SUPPLIED ENTRIES
=-=-=-=-=

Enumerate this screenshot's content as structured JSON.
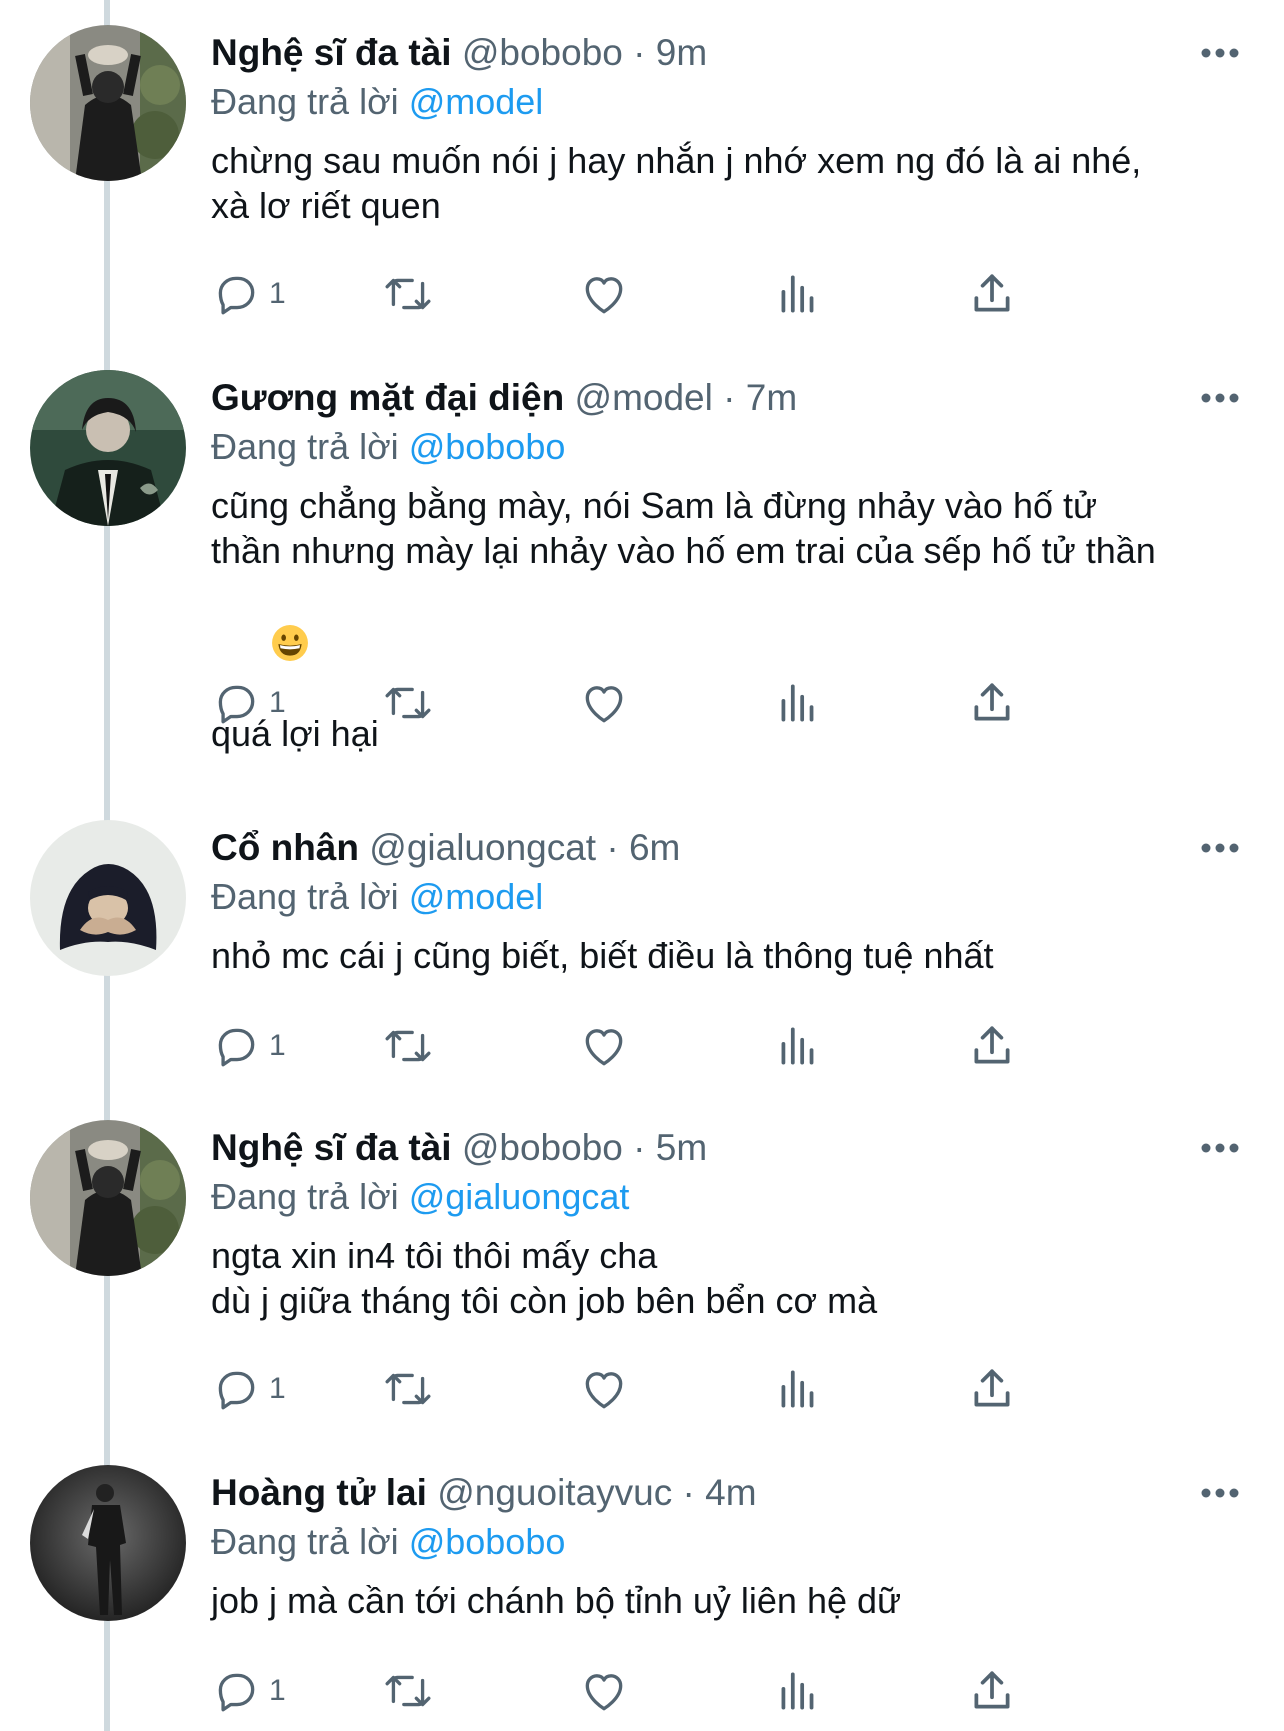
{
  "tweets": [
    {
      "name": "Nghệ sĩ đa tài",
      "handle": "@bobobo",
      "time": "· 9m",
      "replying_prefix": "Đang trả lời ",
      "replying_to": "@model",
      "content": [
        "chừng sau muốn nói j hay nhắn j nhớ xem ng đó là ai nhé,",
        "xà lơ riết quen"
      ],
      "reply_count": "1"
    },
    {
      "name": "Gương mặt đại diện",
      "handle": "@model",
      "time": "· 7m",
      "replying_prefix": "Đang trả lời ",
      "replying_to": "@bobobo",
      "content": [
        "cũng chẳng bằng mày, nói Sam là đừng nhảy vào hố tử",
        "thần nhưng mày lại nhảy vào hố em trai của sếp hố tử thần",
        "",
        "quá lợi hại"
      ],
      "reply_count": "1"
    },
    {
      "name": "Cổ nhân",
      "handle": "@gialuongcat",
      "time": "· 6m",
      "replying_prefix": "Đang trả lời ",
      "replying_to": "@model",
      "content": [
        "nhỏ mc cái j cũng biết, biết điều là thông tuệ nhất"
      ],
      "reply_count": "1"
    },
    {
      "name": "Nghệ sĩ đa tài",
      "handle": "@bobobo",
      "time": "· 5m",
      "replying_prefix": "Đang trả lời ",
      "replying_to": "@gialuongcat",
      "content": [
        "ngta xin in4 tôi thôi mấy cha",
        "dù j giữa tháng tôi còn job bên bển cơ mà"
      ],
      "reply_count": "1"
    },
    {
      "name": "Hoàng tử lai",
      "handle": "@nguoitayvuc",
      "time": "· 4m",
      "replying_prefix": "Đang trả lời ",
      "replying_to": "@bobobo",
      "content": [
        "job j mà cần tới chánh bộ tỉnh uỷ liên hệ dữ"
      ],
      "reply_count": "1"
    }
  ],
  "icons": {
    "reply": "reply-icon",
    "retweet": "retweet-icon",
    "like": "heart-icon",
    "views": "views-icon",
    "share": "share-icon",
    "more": "more-icon",
    "emoji": "grinning-face-emoji"
  },
  "colors": {
    "text": "#0f1419",
    "muted": "#536471",
    "mention": "#1d9bf0",
    "thread_line": "#cfd9de"
  }
}
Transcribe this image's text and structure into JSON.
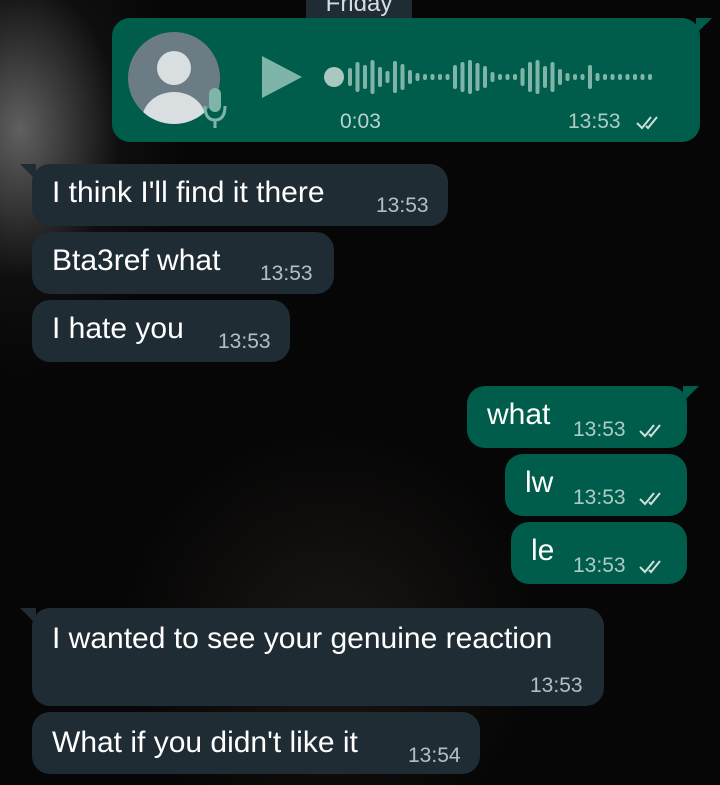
{
  "day_label": "Friday",
  "voice_note": {
    "duration": "0:03",
    "time": "13:53",
    "status": "read"
  },
  "messages": [
    {
      "text": "I think I'll find it there",
      "time": "13:53"
    },
    {
      "text": "Bta3ref what",
      "time": "13:53"
    },
    {
      "text": "I hate you",
      "time": "13:53"
    },
    {
      "text": "what",
      "time": "13:53",
      "status": "read"
    },
    {
      "text": "lw",
      "time": "13:53",
      "status": "read"
    },
    {
      "text": "le",
      "time": "13:53",
      "status": "read"
    },
    {
      "text": "I wanted to see your genuine reaction",
      "time": "13:53"
    },
    {
      "text": "What if you didn't like it",
      "time": "13:54"
    }
  ],
  "colors": {
    "incoming": "#1f2c34",
    "outgoing": "#005c4b",
    "read_ticks": "#d0e0dc"
  }
}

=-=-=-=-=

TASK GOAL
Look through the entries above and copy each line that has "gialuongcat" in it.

RESULT BELOW
      "handle": "@gialuongcat",
      "replying_to": "@gialuongcat",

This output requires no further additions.